- _ABOUT THIS TASK_
Within the data below, copy each line where the string "JSON" is found.

.....

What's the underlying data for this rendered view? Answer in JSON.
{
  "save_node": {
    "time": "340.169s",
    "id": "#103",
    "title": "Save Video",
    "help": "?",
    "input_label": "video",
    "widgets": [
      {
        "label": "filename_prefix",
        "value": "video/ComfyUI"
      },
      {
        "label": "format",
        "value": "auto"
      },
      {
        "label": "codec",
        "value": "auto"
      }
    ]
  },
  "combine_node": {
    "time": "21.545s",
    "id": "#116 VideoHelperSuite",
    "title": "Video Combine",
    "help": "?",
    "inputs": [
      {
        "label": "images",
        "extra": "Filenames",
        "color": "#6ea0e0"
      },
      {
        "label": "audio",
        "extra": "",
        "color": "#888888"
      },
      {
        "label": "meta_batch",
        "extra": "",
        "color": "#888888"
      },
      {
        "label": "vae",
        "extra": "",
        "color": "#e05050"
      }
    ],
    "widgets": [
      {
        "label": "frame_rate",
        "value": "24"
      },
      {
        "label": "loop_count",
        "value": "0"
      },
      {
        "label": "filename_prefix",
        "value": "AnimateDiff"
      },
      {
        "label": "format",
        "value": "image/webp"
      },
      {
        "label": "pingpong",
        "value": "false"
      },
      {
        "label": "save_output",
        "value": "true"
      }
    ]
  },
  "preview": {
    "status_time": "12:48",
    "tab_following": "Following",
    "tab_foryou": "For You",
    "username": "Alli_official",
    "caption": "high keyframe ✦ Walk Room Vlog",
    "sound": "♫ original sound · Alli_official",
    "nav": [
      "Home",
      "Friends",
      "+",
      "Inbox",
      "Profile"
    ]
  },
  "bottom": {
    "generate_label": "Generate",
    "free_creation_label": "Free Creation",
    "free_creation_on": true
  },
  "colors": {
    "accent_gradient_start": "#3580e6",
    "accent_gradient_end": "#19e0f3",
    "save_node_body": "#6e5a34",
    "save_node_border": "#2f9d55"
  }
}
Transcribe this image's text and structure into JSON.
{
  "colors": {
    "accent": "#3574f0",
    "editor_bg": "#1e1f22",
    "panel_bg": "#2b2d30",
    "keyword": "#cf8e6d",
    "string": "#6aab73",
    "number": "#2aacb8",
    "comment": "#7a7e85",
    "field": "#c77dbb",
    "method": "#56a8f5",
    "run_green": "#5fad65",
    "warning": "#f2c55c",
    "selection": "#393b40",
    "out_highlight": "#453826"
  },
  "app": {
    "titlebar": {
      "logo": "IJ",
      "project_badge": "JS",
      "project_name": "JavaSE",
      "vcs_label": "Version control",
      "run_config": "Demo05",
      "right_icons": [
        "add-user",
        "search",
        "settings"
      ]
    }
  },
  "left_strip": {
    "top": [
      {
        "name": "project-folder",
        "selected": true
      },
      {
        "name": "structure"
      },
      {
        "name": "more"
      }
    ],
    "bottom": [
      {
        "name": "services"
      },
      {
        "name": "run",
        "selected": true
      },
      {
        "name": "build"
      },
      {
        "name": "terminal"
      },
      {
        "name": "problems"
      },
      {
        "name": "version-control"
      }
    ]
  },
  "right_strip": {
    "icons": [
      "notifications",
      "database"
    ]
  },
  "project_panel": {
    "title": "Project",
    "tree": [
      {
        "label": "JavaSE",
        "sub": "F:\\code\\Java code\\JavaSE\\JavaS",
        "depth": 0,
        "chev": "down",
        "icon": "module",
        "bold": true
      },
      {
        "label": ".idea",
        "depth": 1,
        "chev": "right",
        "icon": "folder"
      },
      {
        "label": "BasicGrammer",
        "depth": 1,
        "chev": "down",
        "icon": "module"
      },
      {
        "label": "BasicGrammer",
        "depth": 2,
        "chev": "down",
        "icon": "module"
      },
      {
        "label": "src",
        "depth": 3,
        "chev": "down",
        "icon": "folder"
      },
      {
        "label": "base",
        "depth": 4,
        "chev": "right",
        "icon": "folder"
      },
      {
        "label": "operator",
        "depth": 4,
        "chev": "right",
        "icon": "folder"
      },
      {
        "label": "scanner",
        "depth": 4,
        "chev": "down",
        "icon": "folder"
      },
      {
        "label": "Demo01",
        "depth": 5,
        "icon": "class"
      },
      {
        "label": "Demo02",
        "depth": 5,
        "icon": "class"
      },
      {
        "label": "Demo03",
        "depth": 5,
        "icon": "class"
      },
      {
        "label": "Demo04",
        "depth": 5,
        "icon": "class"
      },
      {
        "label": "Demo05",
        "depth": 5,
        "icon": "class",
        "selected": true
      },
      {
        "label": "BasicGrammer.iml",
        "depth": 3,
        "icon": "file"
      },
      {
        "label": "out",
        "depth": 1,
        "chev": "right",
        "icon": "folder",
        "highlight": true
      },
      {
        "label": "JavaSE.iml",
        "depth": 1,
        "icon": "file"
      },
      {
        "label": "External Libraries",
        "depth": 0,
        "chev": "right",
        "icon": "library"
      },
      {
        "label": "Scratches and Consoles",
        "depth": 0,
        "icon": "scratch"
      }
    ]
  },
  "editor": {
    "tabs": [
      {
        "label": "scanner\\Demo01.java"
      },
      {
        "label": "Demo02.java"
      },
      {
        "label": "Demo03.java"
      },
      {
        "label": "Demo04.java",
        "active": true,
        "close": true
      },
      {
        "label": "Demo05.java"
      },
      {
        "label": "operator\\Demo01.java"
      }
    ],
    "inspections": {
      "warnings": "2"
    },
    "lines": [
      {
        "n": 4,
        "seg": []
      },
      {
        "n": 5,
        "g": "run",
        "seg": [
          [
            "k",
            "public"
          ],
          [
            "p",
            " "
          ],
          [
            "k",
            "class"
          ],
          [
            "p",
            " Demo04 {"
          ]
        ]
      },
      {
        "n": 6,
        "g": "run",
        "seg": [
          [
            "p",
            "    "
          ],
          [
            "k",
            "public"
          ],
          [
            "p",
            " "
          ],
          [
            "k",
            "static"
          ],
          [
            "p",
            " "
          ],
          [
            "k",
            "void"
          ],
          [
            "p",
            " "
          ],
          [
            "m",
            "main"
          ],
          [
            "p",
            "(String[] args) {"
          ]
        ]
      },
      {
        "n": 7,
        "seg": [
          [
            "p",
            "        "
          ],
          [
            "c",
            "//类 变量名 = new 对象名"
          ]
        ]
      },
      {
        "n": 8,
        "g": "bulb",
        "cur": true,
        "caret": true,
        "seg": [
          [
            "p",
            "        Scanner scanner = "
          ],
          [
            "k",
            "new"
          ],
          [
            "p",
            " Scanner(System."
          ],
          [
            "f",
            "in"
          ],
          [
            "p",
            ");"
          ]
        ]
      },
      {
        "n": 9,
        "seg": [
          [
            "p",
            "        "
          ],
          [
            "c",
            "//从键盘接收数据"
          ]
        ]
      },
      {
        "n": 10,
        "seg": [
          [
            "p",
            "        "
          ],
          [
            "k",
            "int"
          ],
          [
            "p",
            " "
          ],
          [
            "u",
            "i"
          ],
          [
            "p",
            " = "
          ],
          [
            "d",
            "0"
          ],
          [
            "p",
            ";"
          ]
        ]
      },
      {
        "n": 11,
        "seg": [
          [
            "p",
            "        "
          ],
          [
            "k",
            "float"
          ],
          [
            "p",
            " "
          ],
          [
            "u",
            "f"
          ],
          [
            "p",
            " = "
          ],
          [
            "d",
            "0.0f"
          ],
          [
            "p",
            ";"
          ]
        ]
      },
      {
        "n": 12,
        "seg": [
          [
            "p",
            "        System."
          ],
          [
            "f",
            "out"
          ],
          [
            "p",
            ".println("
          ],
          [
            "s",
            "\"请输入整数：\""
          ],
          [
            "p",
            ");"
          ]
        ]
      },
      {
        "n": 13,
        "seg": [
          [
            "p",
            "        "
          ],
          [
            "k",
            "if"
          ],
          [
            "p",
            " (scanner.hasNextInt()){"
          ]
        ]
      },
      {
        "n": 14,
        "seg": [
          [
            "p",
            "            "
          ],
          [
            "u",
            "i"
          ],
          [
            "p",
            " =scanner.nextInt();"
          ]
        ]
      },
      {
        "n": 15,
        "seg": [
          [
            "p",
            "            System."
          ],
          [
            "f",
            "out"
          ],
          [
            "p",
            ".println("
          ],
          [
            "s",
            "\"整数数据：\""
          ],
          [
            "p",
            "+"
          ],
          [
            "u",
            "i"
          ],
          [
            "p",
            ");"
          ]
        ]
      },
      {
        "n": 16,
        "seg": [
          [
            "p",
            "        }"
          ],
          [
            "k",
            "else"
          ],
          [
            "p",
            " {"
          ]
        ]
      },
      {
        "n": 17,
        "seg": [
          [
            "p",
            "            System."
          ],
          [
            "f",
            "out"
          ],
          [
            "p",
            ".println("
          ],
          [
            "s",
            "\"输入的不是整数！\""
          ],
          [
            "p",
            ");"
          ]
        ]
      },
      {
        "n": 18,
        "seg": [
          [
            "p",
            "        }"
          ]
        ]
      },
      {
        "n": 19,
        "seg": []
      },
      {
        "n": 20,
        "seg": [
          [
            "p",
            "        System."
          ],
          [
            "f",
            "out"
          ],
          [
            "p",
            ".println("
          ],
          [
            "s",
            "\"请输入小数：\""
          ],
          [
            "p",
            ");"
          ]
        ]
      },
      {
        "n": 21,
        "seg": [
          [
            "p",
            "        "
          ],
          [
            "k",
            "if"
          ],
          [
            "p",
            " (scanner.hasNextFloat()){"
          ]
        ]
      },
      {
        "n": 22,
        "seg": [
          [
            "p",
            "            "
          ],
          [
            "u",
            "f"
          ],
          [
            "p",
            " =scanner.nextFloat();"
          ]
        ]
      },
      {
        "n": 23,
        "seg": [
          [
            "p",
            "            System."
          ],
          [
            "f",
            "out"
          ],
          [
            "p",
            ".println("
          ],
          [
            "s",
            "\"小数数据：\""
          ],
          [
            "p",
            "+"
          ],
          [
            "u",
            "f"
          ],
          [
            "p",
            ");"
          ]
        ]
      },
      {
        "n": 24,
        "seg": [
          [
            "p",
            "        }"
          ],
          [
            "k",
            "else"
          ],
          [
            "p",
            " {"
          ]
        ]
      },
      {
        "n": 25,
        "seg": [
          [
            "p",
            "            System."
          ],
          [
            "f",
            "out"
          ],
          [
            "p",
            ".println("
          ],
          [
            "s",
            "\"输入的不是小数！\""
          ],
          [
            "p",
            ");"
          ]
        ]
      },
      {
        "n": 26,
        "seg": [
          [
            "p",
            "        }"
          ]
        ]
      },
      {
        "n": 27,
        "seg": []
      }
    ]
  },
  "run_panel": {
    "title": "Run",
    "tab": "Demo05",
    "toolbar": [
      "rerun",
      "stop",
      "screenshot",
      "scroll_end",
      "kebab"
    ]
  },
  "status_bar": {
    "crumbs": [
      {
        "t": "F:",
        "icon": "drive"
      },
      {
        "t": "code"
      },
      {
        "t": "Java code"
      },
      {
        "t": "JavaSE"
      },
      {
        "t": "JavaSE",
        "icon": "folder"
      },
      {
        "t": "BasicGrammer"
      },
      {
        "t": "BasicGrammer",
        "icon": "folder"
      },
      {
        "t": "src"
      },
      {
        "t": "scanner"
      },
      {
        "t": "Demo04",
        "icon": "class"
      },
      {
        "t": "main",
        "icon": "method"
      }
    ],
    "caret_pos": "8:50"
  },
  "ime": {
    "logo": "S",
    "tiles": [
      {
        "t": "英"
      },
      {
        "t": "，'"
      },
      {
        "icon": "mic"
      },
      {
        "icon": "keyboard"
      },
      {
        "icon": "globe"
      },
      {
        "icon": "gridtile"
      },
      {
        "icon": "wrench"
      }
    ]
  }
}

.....

- _WORKED SOLUTION_
What's the underlying data for this rendered view? Answer in JSON.
Transcribe this image's text and structure into JSON.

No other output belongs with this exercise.